Even the most sophisticated and evolved beings of the digital era would agree that choosing a data pack is a lot like getting stuck on a seesaw, struggling to find the right balance between getting the most out of your data and not paying for more than you need. Running out of data is frustrating, but losing the data that you paid for but couldn’t use during a busy month is outright infuriating. Shouldn’t your unused data be rolled over to the next month?

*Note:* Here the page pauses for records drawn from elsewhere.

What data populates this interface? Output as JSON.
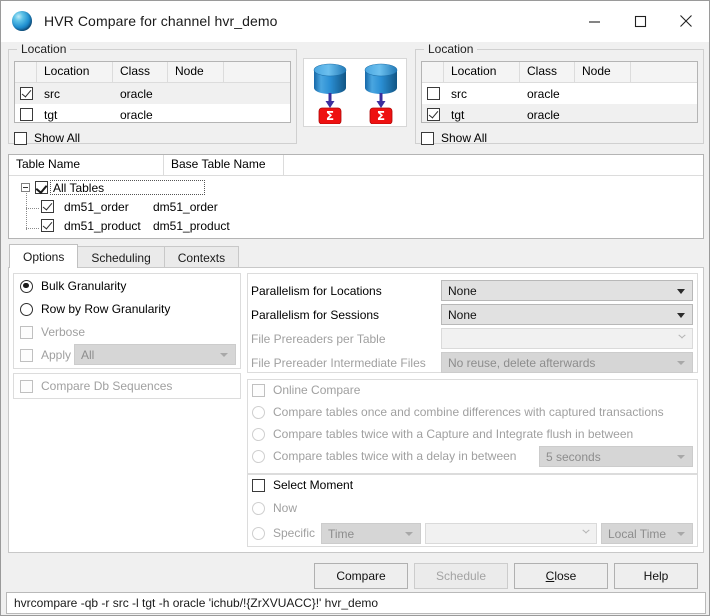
{
  "window": {
    "title": "HVR Compare for channel hvr_demo",
    "icon": "hvr-globe-icon",
    "controls": {
      "minimize": "minimize-icon",
      "maximize": "maximize-icon",
      "close": "close-icon"
    }
  },
  "location_left": {
    "group_title": "Location",
    "columns": [
      "",
      "Location",
      "Class",
      "Node",
      ""
    ],
    "rows": [
      {
        "checked": true,
        "selected": true,
        "location": "src",
        "class": "oracle",
        "node": ""
      },
      {
        "checked": false,
        "selected": false,
        "location": "tgt",
        "class": "oracle",
        "node": ""
      }
    ],
    "show_all_label": "Show All",
    "show_all_checked": false
  },
  "location_right": {
    "group_title": "Location",
    "columns": [
      "",
      "Location",
      "Class",
      "Node",
      ""
    ],
    "rows": [
      {
        "checked": false,
        "selected": false,
        "location": "src",
        "class": "oracle",
        "node": ""
      },
      {
        "checked": true,
        "selected": true,
        "location": "tgt",
        "class": "oracle",
        "node": ""
      }
    ],
    "show_all_label": "Show All",
    "show_all_checked": false
  },
  "center_graphic": {
    "name": "compare-databases-graphic",
    "units": 2,
    "database_color": "#2b8fd4",
    "sigma_color": "#ee1111",
    "sigma_glyph": "Σ",
    "arrow_color": "#3b2f9e"
  },
  "tables_tree": {
    "columns": [
      "Table Name",
      "Base Table Name",
      ""
    ],
    "root": {
      "label": "All Tables",
      "checked": true,
      "expanded": true,
      "selected": true
    },
    "children": [
      {
        "checked": true,
        "table_name": "dm51_order",
        "base_table_name": "dm51_order"
      },
      {
        "checked": true,
        "table_name": "dm51_product",
        "base_table_name": "dm51_product"
      }
    ]
  },
  "tabs": {
    "items": [
      {
        "label": "Options",
        "active": true
      },
      {
        "label": "Scheduling",
        "active": false
      },
      {
        "label": "Contexts",
        "active": false
      }
    ]
  },
  "options": {
    "granularity": {
      "bulk": {
        "label": "Bulk Granularity",
        "selected": true,
        "disabled": false
      },
      "row_by_row": {
        "label": "Row by Row Granularity",
        "selected": false,
        "disabled": false
      }
    },
    "verbose": {
      "label": "Verbose",
      "checked": false,
      "disabled": true
    },
    "apply": {
      "label": "Apply",
      "checked": false,
      "disabled": true,
      "value": "All"
    },
    "compare_db_sequences": {
      "label": "Compare Db Sequences",
      "checked": false,
      "disabled": true
    },
    "parallelism_locations": {
      "label": "Parallelism for Locations",
      "value": "None",
      "disabled": false
    },
    "parallelism_sessions": {
      "label": "Parallelism for Sessions",
      "value": "None",
      "disabled": false
    },
    "file_prereaders_per_table": {
      "label": "File Prereaders per Table",
      "value": "",
      "disabled": true
    },
    "file_prereader_intermediate_files": {
      "label": "File Prereader Intermediate Files",
      "value": "No reuse, delete afterwards",
      "disabled": true
    },
    "online_compare": {
      "label": "Online Compare",
      "checked": false,
      "disabled": true,
      "choices": [
        {
          "label": "Compare tables once and combine differences with captured transactions",
          "selected": false,
          "disabled": true
        },
        {
          "label": "Compare tables twice with a Capture and Integrate flush in between",
          "selected": false,
          "disabled": true
        },
        {
          "label": "Compare tables twice with a delay in between",
          "selected": false,
          "disabled": true
        }
      ],
      "delay_value": "5 seconds"
    },
    "select_moment": {
      "label": "Select Moment",
      "checked": false,
      "disabled": false,
      "now": {
        "label": "Now",
        "selected": false,
        "disabled": true
      },
      "specific": {
        "label": "Specific",
        "selected": false,
        "disabled": true
      },
      "specific_type": "Time",
      "specific_value": "",
      "timezone": "Local Time"
    }
  },
  "buttons": {
    "compare": {
      "label": "Compare",
      "disabled": false
    },
    "schedule": {
      "label": "Schedule",
      "disabled": true
    },
    "close": {
      "label": "Close",
      "mnemonic": "C",
      "disabled": false
    },
    "help": {
      "label": "Help",
      "disabled": false
    }
  },
  "status_bar": {
    "command": "hvrcompare -qb -r src -l tgt -h oracle 'ichub/!{ZrXVUACC}!' hvr_demo"
  }
}
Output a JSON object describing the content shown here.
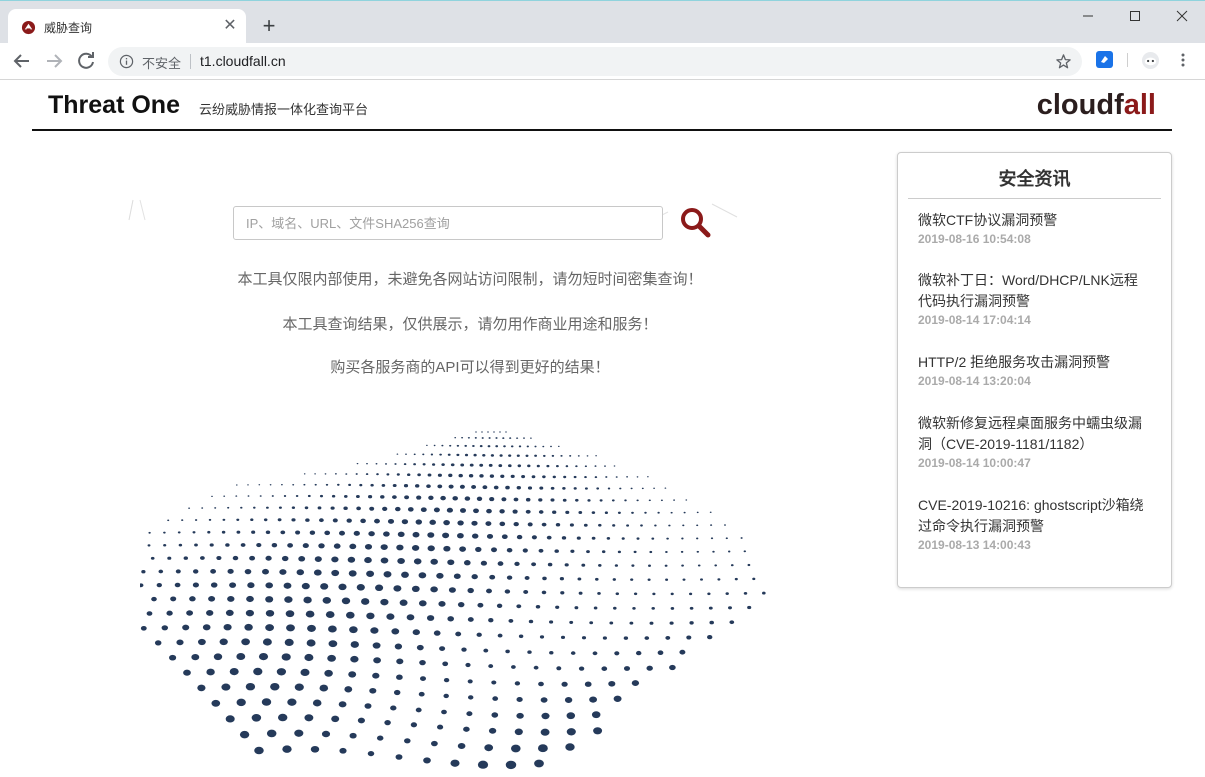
{
  "browser": {
    "tab_title": "威胁查询",
    "insecure_label": "不安全",
    "url": "t1.cloudfall.cn"
  },
  "header": {
    "title": "Threat One",
    "subtitle": "云纷威胁情报一体化查询平台",
    "logo_main": "cloudf",
    "logo_accent": "all"
  },
  "search": {
    "placeholder": "IP、域名、URL、文件SHA256查询",
    "value": ""
  },
  "notices": [
    "本工具仅限内部使用，未避免各网站访问限制，请勿短时间密集查询！",
    "本工具查询结果，仅供展示，请勿用作商业用途和服务！",
    "购买各服务商的API可以得到更好的结果！"
  ],
  "news": {
    "title": "安全资讯",
    "items": [
      {
        "headline": "微软CTF协议漏洞预警",
        "date": "2019-08-16 10:54:08"
      },
      {
        "headline": "微软补丁日：Word/DHCP/LNK远程代码执行漏洞预警",
        "date": "2019-08-14 17:04:14"
      },
      {
        "headline": "HTTP/2 拒绝服务攻击漏洞预警",
        "date": "2019-08-14 13:20:04"
      },
      {
        "headline": "微软新修复远程桌面服务中蠕虫级漏洞（CVE-2019-1181/1182）",
        "date": "2019-08-14 10:00:47"
      },
      {
        "headline": "CVE-2019-10216: ghostscript沙箱绕过命令执行漏洞预警",
        "date": "2019-08-13 14:00:43"
      }
    ]
  },
  "colors": {
    "accent": "#8b1a1a",
    "dots": "#253a5a",
    "text": "#333333"
  }
}
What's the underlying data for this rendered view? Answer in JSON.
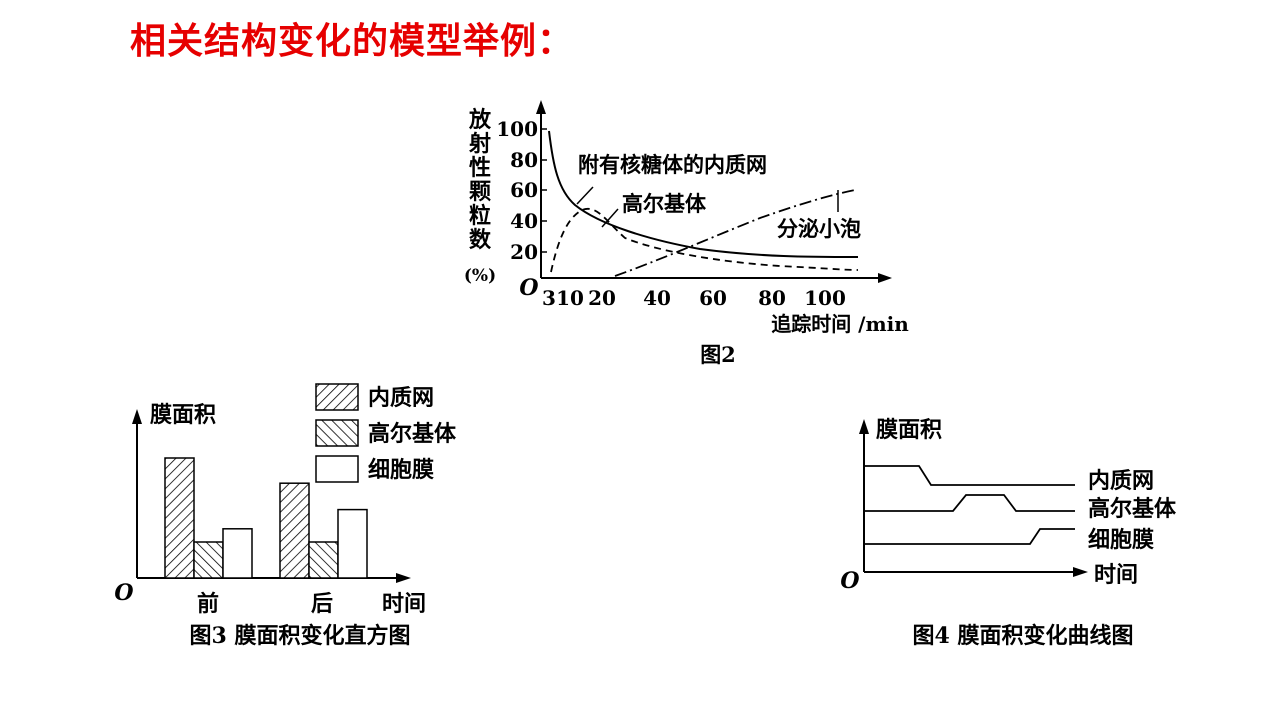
{
  "title": "相关结构变化的模型举例：",
  "accent_color": "#e60000",
  "fig2": {
    "caption": "图2",
    "y_label_chars": [
      "放",
      "射",
      "性",
      "颗",
      "粒",
      "数"
    ],
    "y_unit": "(%)",
    "origin": "O",
    "y_ticks": [
      "100",
      "80",
      "60",
      "40",
      "20"
    ],
    "x_ticks": [
      "3",
      "10",
      "20",
      "40",
      "60",
      "80",
      "100"
    ],
    "x_label": "追踪时间 /min",
    "labels": {
      "er": "附有核糖体的内质网",
      "golgi": "高尔基体",
      "vesicle": "分泌小泡"
    }
  },
  "fig3": {
    "caption": "图3  膜面积变化直方图",
    "y_label": "膜面积",
    "origin": "O",
    "x_label": "时间",
    "groups": [
      "前",
      "后"
    ],
    "legend": [
      "内质网",
      "高尔基体",
      "细胞膜"
    ],
    "chart_data": {
      "type": "bar",
      "categories": [
        "前",
        "后"
      ],
      "series": [
        {
          "name": "内质网",
          "values": [
            100,
            79
          ]
        },
        {
          "name": "高尔基体",
          "values": [
            30,
            30
          ]
        },
        {
          "name": "细胞膜",
          "values": [
            41,
            57
          ]
        }
      ]
    }
  },
  "fig4": {
    "caption": "图4  膜面积变化曲线图",
    "y_label": "膜面积",
    "origin": "O",
    "x_label": "时间",
    "line_labels": [
      "内质网",
      "高尔基体",
      "细胞膜"
    ]
  }
}
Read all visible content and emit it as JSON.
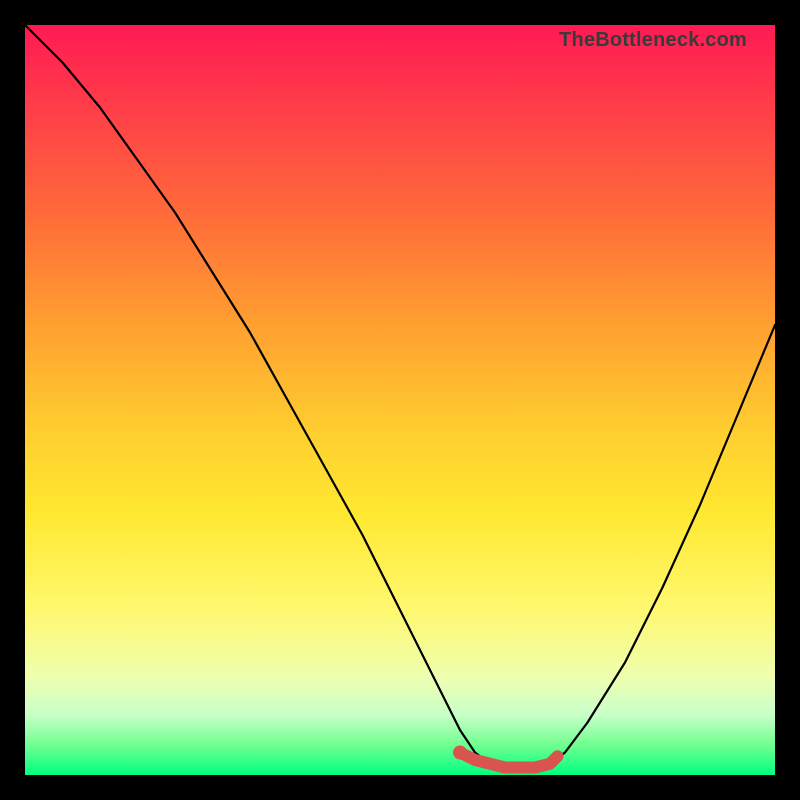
{
  "attribution": "TheBottleneck.com",
  "chart_data": {
    "type": "line",
    "title": "",
    "xlabel": "",
    "ylabel": "",
    "xlim": [
      0,
      100
    ],
    "ylim": [
      0,
      100
    ],
    "series": [
      {
        "name": "bottleneck-curve",
        "color": "#000000",
        "x": [
          0,
          5,
          10,
          15,
          20,
          25,
          30,
          35,
          40,
          45,
          50,
          55,
          58,
          60,
          62,
          64,
          66,
          68,
          70,
          72,
          75,
          80,
          85,
          90,
          95,
          100
        ],
        "values": [
          100,
          95,
          89,
          82,
          75,
          67,
          59,
          50,
          41,
          32,
          22,
          12,
          6,
          3,
          1.5,
          1,
          1,
          1,
          1.5,
          3,
          7,
          15,
          25,
          36,
          48,
          60
        ]
      },
      {
        "name": "optimal-highlight",
        "color": "#d9534f",
        "x": [
          58,
          60,
          62,
          64,
          66,
          68,
          70,
          71
        ],
        "values": [
          3,
          2,
          1.5,
          1,
          1,
          1,
          1.5,
          2.5
        ]
      }
    ],
    "markers": [
      {
        "name": "optimal-point",
        "x": 58,
        "y": 3,
        "color": "#d9534f"
      }
    ]
  }
}
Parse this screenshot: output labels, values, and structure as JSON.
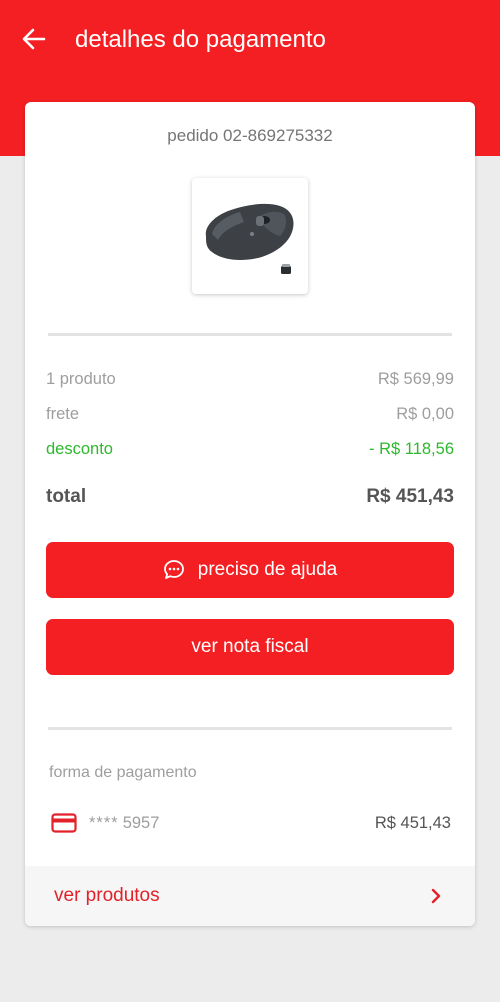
{
  "header": {
    "title": "detalhes do pagamento",
    "back_icon": "arrow-left-icon",
    "color": "#f41f22"
  },
  "order": {
    "id_label": "pedido 02-869275332",
    "product_image": "wireless-mouse-with-usb-receiver"
  },
  "summary": {
    "products_label": "1 produto",
    "products_value": "R$ 569,99",
    "shipping_label": "frete",
    "shipping_value": "R$ 0,00",
    "discount_label": "desconto",
    "discount_value": "- R$ 118,56",
    "discount_color": "#2eb82e",
    "total_label": "total",
    "total_value": "R$ 451,43"
  },
  "actions": {
    "help_label": "preciso de ajuda",
    "help_icon": "chat-bubble-icon",
    "invoice_label": "ver nota fiscal"
  },
  "payment": {
    "section_label": "forma de pagamento",
    "card_icon": "credit-card-icon",
    "card_mask": "****",
    "card_last4": "5957",
    "amount": "R$ 451,43"
  },
  "footer": {
    "label": "ver produtos",
    "icon": "chevron-right-icon"
  }
}
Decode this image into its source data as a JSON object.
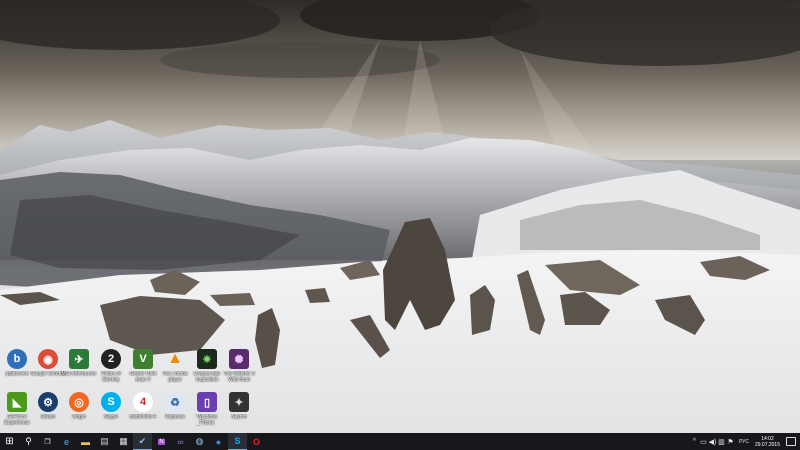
{
  "desktop": {
    "icons_row1": [
      {
        "label": "qBittorrent",
        "icon": "qbittorrent-icon",
        "color": "#2f6fb7",
        "glyph": "b"
      },
      {
        "label": "Google Chrome",
        "icon": "chrome-icon",
        "color": "#dd4b39",
        "glyph": "◉"
      },
      {
        "label": "MSI Afterburner",
        "icon": "msi-afterburner-icon",
        "color": "#2c7a3a",
        "glyph": "✈"
      },
      {
        "label": "Pillars of Eternity",
        "icon": "pillars-icon",
        "color": "#222222",
        "glyph": "2"
      },
      {
        "label": "Grand Theft Auto V",
        "icon": "gta-v-icon",
        "color": "#3f7f2f",
        "glyph": "V"
      },
      {
        "label": "VLC media player",
        "icon": "vlc-icon",
        "color": "#f08a00",
        "glyph": "▲"
      },
      {
        "label": "Dragon Age Inquisition",
        "icon": "dragon-age-icon",
        "color": "#1b2a1b",
        "glyph": "✷"
      },
      {
        "label": "The Witcher 3 Wild Hunt",
        "icon": "witcher-icon",
        "color": "#5a2a6a",
        "glyph": "✺"
      }
    ],
    "icons_row2": [
      {
        "label": "GeForce Experience",
        "icon": "geforce-icon",
        "color": "#4c9a1a",
        "glyph": "◣"
      },
      {
        "label": "Steam",
        "icon": "steam-icon",
        "color": "#1b3f6a",
        "glyph": "⚙"
      },
      {
        "label": "Origin",
        "icon": "origin-icon",
        "color": "#f26722",
        "glyph": "◎"
      },
      {
        "label": "Skype",
        "icon": "skype-icon",
        "color": "#00aff0",
        "glyph": "S"
      },
      {
        "label": "Battlefield 4",
        "icon": "battlefield-icon",
        "color": "#c62828",
        "glyph": "4"
      },
      {
        "label": "Корзина",
        "icon": "recycle-bin-icon",
        "color": "#8aa8c8",
        "glyph": "♻"
      },
      {
        "label": "Windows Phone Recovery",
        "icon": "windows-phone-icon",
        "color": "#6b3fb0",
        "glyph": "▯"
      },
      {
        "label": "Skyrim",
        "icon": "skyrim-icon",
        "color": "#333333",
        "glyph": "✦"
      }
    ]
  },
  "taskbar": {
    "apps": [
      {
        "name": "start-button",
        "icon": "windows-logo-icon",
        "glyph": "⊞",
        "color": "#ffffff",
        "active": false
      },
      {
        "name": "search-button",
        "icon": "search-icon",
        "glyph": "⚲",
        "color": "#ffffff",
        "active": false
      },
      {
        "name": "task-view-button",
        "icon": "task-view-icon",
        "glyph": "❐",
        "color": "#ffffff",
        "active": false
      },
      {
        "name": "taskbar-edge",
        "icon": "edge-icon",
        "glyph": "e",
        "color": "#3a8fe0",
        "active": false
      },
      {
        "name": "taskbar-explorer",
        "icon": "folder-icon",
        "glyph": "▬",
        "color": "#f2c14e",
        "active": false
      },
      {
        "name": "taskbar-store",
        "icon": "store-icon",
        "glyph": "▤",
        "color": "#cccccc",
        "active": false
      },
      {
        "name": "taskbar-calculator",
        "icon": "calculator-icon",
        "glyph": "▦",
        "color": "#dddddd",
        "active": false
      },
      {
        "name": "taskbar-app-check",
        "icon": "checkmark-icon",
        "glyph": "✔",
        "color": "#8fb8e8",
        "active": true
      },
      {
        "name": "taskbar-onenote",
        "icon": "onenote-icon",
        "glyph": "N",
        "color": "#a44fcf",
        "active": false
      },
      {
        "name": "taskbar-visual-studio",
        "icon": "visual-studio-icon",
        "glyph": "∞",
        "color": "#9b73d8",
        "active": false
      },
      {
        "name": "taskbar-app-globe",
        "icon": "globe-icon",
        "glyph": "◍",
        "color": "#9fc2e8",
        "active": false
      },
      {
        "name": "taskbar-app-blue",
        "icon": "blue-circle-icon",
        "glyph": "●",
        "color": "#3a8fe0",
        "active": false
      },
      {
        "name": "taskbar-skype",
        "icon": "skype-icon",
        "glyph": "S",
        "color": "#00aff0",
        "active": true
      },
      {
        "name": "taskbar-opera",
        "icon": "opera-icon",
        "glyph": "O",
        "color": "#e0262a",
        "active": false
      }
    ],
    "tray": {
      "language": "РУС",
      "time": "14:02",
      "date": "29.07.2015"
    }
  }
}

You peruse the advice available online on how to go about choosing the right data pack, most of which talks about understanding your own data usage. Armed with wisdom, you escape to your mind palace, Sherlock style, and review your access to Wifi zones, the size of the websites you regularly visit, the number of emails you send and receive, even the number of cat videos you watch. You somehow manage to figure out your daily usage which you multiply by 30 and there it is. All you need to do now is find the appropriate data pack.

Promptly ignoring the above calculations, you fall for unlimited data plans with an “all you can eat” buffet style data offering. You immediately text a code to the telecom company to activate this portal to unlimited video calls, selfies, instastories, snapchats – sky is the limit. You tell all your friends and colleagues about the genius new plan you have and how you’ve been watching funny sloth videos on YouTube all day, well, because you CAN!


Alas, after a day of reign, you realise that your phone has run out of data. Anyone who has suffered the terms and conditions of unlimited data packs knows the importance of reading the fine print before committing yourself to one. Some plans place limits on video quality to 480p on mobile phones, some limit the speed after reaching a mark mentioned in the fine print. Is it too much to ask for a plan that lets us binge on our favourite shows on Amazon Prime, unconditionally?

You find yourself stuck in an endless loop of estimating your data usage, figuring out how you crossed your data limit and arguing with customer care about your sky-high phone bill. Exasperated, you somehow muster up the strength to do it all over again and decide to browse for more data packs. Regrettably, the website wont load on your mobile because of expired data.


Getting the right data plan shouldn’t be this complicated a decision. Instead of getting confused by the numerous offers, focus on your usage and guide yourself out of the maze by having a clear idea of what you want. And if all you want is to enjoy unlimited calls with friends and uninterrupted Snapchat, then you know exactly what to look for in a plan.


The Airtel Postpaid at Rs. 499 comes closest to a plan that is up front with its offerings, making it easy to choose exactly what you need. One of the best-selling Airtel Postpaid plans, the Rs. 499 pack offers 40 GB 3G/4G data that you can carry forward to the next bill cycle if unused. The pack also offers a one year subscription to Amazon Prime on the Airtel TV app.

So, next time, don’t let your frustration get the better of you. Click here to find a plan that’s right for you.


This article was produced by the Scroll marketing team on behalf of Airtel and not by the Scroll editorial team.